Chen, C.J., & Hung, S.W. (2010). To give or to receive? Factors influencing members’ knowledge sharing and community promotion in professional virtual communities. Information & Management, 47(4), 226–236. 
Cheung, C. M. K., Lee, M. K. O., & Lee, Z. W. Y. (2013). Understanding the continuance intention of knowledge sharing in online communities of practice through the post-knowledge-sharing evaluation processes, 64(7), 1357–1374. 
Chiu, C., Hsu, M., & Wang, E., 2006. Understanding knowledge sharing in virtual communities: an integration of social capital and social cognitive theories. Decision Support Systems, 42 (3), 1872–1888. 
Deci, E.L. and Ryan, R.M., 1985. Intrinsic motivation and self-determination in human behavior. New York: Plenum Press. 
Deci, E. L., & Ryan, R. M. (2001). Questionnaires: Basic Psychological Needs Scales. 
Gagné, M. & Deci, E.L. (2005). Self-determination theory and work motivation. Organizational Behavior, 26, 331-362. 
Von Wartburg, I., Rost, K., & Teichert, T. (2006). The creation of social and intellectual capital in virtual communities of practice: shaping social structure in virtual communities of practice. International Journal of Learning and Change, 1(3), 299-316. 

Yoon, C., & Rolland, E. (2012). Knowledge-sharing in virtual communities: familiarity, anonymity and self-determination theory. Behaviour & Information Technology, 31(11), 1–11.  

Wednesday July 13, 2016 15:31 - 17:00
PSH (Professor Stuart Hall Building) - 326 Goldsmiths University, Building 2

15:31

Local Villages In A Globally Connected Structure – a Case Study of Social Enterprise Media in the Multinational Workplace
Location: PSH (Professor Stuart Hall Building) - 326, 
Goldsmiths, University of London, Building 2
Campus Map 

Contributor: Lene Pettersen, Westerdals Oslo School of Arts, Communication and Technology, Norway

The study presented in this paper is the first to explore the relationship between knowledge professionals’ offline interaction practices with their interaction practices in their social enterprise media platform in their multinational workplace. The article points to findings from a comprehensive, mixed methods and longitudinal (2010 – 2013) case study of a knowledge intensive multinational organization with entities in over 20 countries in Europe, North Africa and the Middle East. The findings point to a consistent pattern that offline practices are expanded online, and that the company’s social enterprise media has facilitated few new acquaintances for employees. This brings important insights to the field of social media and our society because enterprise media are today typically introduced in organizations to establish connections or relationships among employees that do not already know each other or that work at the same geographical place. The study shows that organizations’ online enterprise media spaces cannot be understood without reference to the social context in which they occur.
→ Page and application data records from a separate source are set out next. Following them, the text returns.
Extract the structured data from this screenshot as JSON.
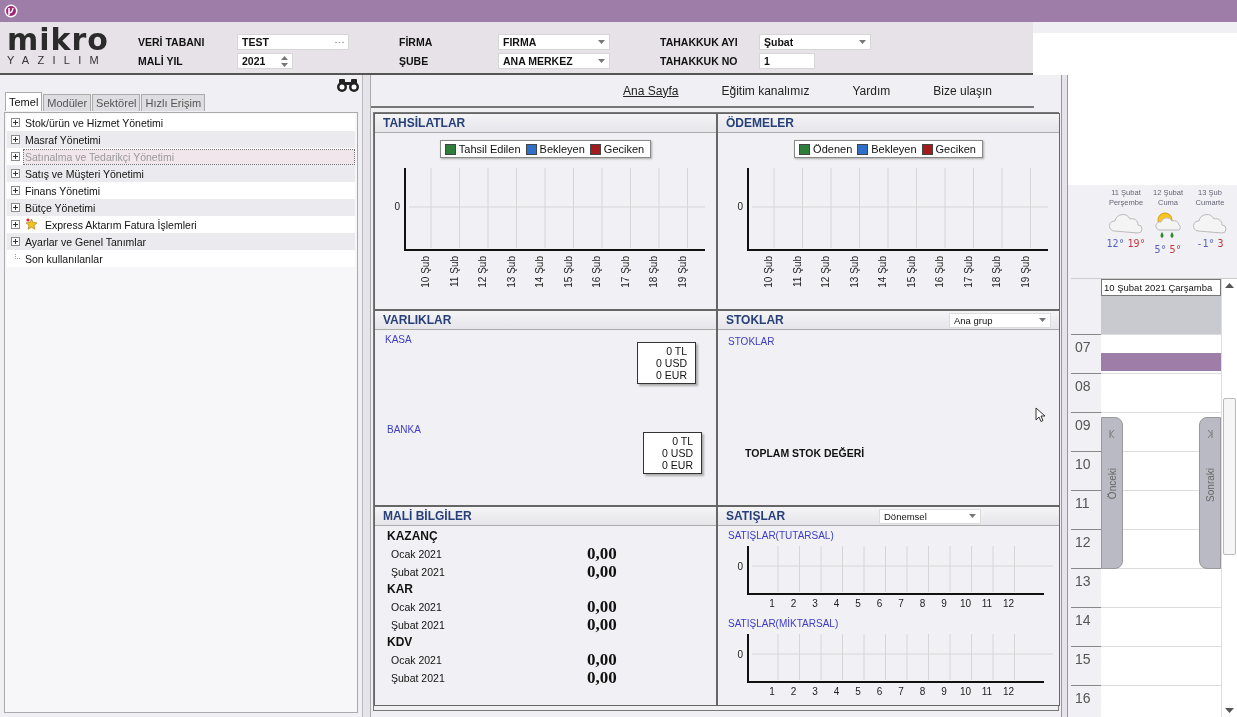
{
  "logo": {
    "name": "mikro",
    "tagline": "YAZILIM"
  },
  "header": {
    "groups": [
      {
        "fields": [
          {
            "label": "VERİ TABANI",
            "value": "TEST",
            "kind": "browse"
          },
          {
            "label": "MALİ YIL",
            "value": "2021",
            "kind": "spin"
          }
        ]
      },
      {
        "fields": [
          {
            "label": "FİRMA",
            "value": "FIRMA",
            "kind": "dropdown"
          },
          {
            "label": "ŞUBE",
            "value": "ANA MERKEZ",
            "kind": "dropdown"
          }
        ]
      },
      {
        "fields": [
          {
            "label": "TAHAKKUK AYI",
            "value": "Şubat",
            "kind": "dropdown"
          },
          {
            "label": "TAHAKKUK NO",
            "value": "1",
            "kind": "text"
          }
        ]
      }
    ]
  },
  "sidebar": {
    "tabs": [
      {
        "label": "Temel",
        "selected": true
      },
      {
        "label": "Modüler",
        "selected": false
      },
      {
        "label": "Sektörel",
        "selected": false
      },
      {
        "label": "Hızlı Erişim",
        "selected": false
      }
    ],
    "items": [
      {
        "label": "Stok/ürün ve Hizmet Yönetimi",
        "expandable": true,
        "selected": false,
        "kind": "module"
      },
      {
        "label": "Masraf Yönetimi",
        "expandable": true,
        "selected": false,
        "kind": "module"
      },
      {
        "label": "Satınalma ve Tedarikçi Yönetimi",
        "expandable": true,
        "selected": true,
        "kind": "module"
      },
      {
        "label": "Satış ve Müşteri Yönetimi",
        "expandable": true,
        "selected": false,
        "kind": "module"
      },
      {
        "label": "Finans Yönetimi",
        "expandable": true,
        "selected": false,
        "kind": "module"
      },
      {
        "label": "Bütçe Yönetimi",
        "expandable": true,
        "selected": false,
        "kind": "module"
      },
      {
        "label": "Express Aktarım Fatura İşlemleri",
        "expandable": true,
        "selected": false,
        "kind": "favorite"
      },
      {
        "label": "Ayarlar ve Genel Tanımlar",
        "expandable": true,
        "selected": false,
        "kind": "module"
      },
      {
        "label": "Son kullanılanlar",
        "expandable": false,
        "selected": false,
        "kind": "module"
      }
    ]
  },
  "nav": [
    {
      "label": "Ana Sayfa",
      "selected": true
    },
    {
      "label": "Eğitim kanalımız",
      "selected": false
    },
    {
      "label": "Yardım",
      "selected": false
    },
    {
      "label": "Bize ulaşın",
      "selected": false
    }
  ],
  "tahsilatlar": {
    "title": "TAHSİLATLAR",
    "legend": [
      {
        "label": "Tahsil Edilen",
        "color": "#2e7d3a"
      },
      {
        "label": "Bekleyen",
        "color": "#2f6fc9"
      },
      {
        "label": "Geciken",
        "color": "#a31b1b"
      }
    ],
    "y_label": "0",
    "x_labels": [
      "10 Şub",
      "11 Şub",
      "12 Şub",
      "13 Şub",
      "14 Şub",
      "15 Şub",
      "16 Şub",
      "17 Şub",
      "18 Şub",
      "19 Şub"
    ]
  },
  "odemeler": {
    "title": "ÖDEMELER",
    "legend": [
      {
        "label": "Ödenen",
        "color": "#2e7d3a"
      },
      {
        "label": "Bekleyen",
        "color": "#2f6fc9"
      },
      {
        "label": "Geciken",
        "color": "#a31b1b"
      }
    ],
    "y_label": "0",
    "x_labels": [
      "10 Şub",
      "11 Şub",
      "12 Şub",
      "13 Şub",
      "14 Şub",
      "15 Şub",
      "16 Şub",
      "17 Şub",
      "18 Şub",
      "19 Şub"
    ]
  },
  "varliklar": {
    "title": "VARLIKLAR",
    "accounts": [
      {
        "label": "KASA",
        "amounts": [
          "0 TL",
          "0 USD",
          "0 EUR"
        ]
      },
      {
        "label": "BANKA",
        "amounts": [
          "0 TL",
          "0 USD",
          "0 EUR"
        ]
      }
    ]
  },
  "stoklar": {
    "title": "STOKLAR",
    "filter": "Ana grup",
    "label": "STOKLAR",
    "total_label": "TOPLAM STOK DEĞERİ"
  },
  "mali_bilgiler": {
    "title": "MALİ BİLGİLER",
    "groups": [
      {
        "title": "KAZANÇ",
        "rows": [
          {
            "period": "Ocak 2021",
            "value": "0,00"
          },
          {
            "period": "Şubat 2021",
            "value": "0,00"
          }
        ]
      },
      {
        "title": "KAR",
        "rows": [
          {
            "period": "Ocak 2021",
            "value": "0,00"
          },
          {
            "period": "Şubat 2021",
            "value": "0,00"
          }
        ]
      },
      {
        "title": "KDV",
        "rows": [
          {
            "period": "Ocak 2021",
            "value": "0,00"
          },
          {
            "period": "Şubat 2021",
            "value": "0,00"
          }
        ]
      }
    ]
  },
  "satislar": {
    "title": "SATIŞLAR",
    "filter": "Dönemsel",
    "charts": [
      {
        "title": "SATIŞLAR(TUTARSAL)",
        "y_label": "0",
        "x_labels": [
          "1",
          "2",
          "3",
          "4",
          "5",
          "6",
          "7",
          "8",
          "9",
          "10",
          "11",
          "12"
        ]
      },
      {
        "title": "SATIŞLAR(MİKTARSAL)",
        "y_label": "0",
        "x_labels": [
          "1",
          "2",
          "3",
          "4",
          "5",
          "6",
          "7",
          "8",
          "9",
          "10",
          "11",
          "12"
        ]
      }
    ]
  },
  "weather": [
    {
      "date": "11 Şubat",
      "day": "Perşembe",
      "kind": "cloudy",
      "low": "12°",
      "high": "19°"
    },
    {
      "date": "12 Şubat",
      "day": "Cuma",
      "kind": "sun_rain",
      "low": "5°",
      "high": "5°"
    },
    {
      "date": "13 Şub",
      "day": "Cumarte",
      "kind": "cloudy",
      "low": "-1°",
      "high": "3"
    }
  ],
  "calendar": {
    "date": "10 Şubat 2021 Çarşamba",
    "hours": [
      "07",
      "08",
      "09",
      "10",
      "11",
      "12",
      "13",
      "14",
      "15",
      "16"
    ],
    "prev": "Önceki",
    "next": "Sonraki"
  }
}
This is explained in the framework of Giddens’s’ structuration theory and his later work on modernity that surprisingly few scholars have employed. 

Wednesday July 13, 2016 15:31 - 17:00
PSH (Professor Stuart Hall Building) - 326 Goldsmiths University, Building 2

17:00

Wrap-Up/Social (self-organized)
Wednesday July 13, 2016 17:00 - 19:00
TBA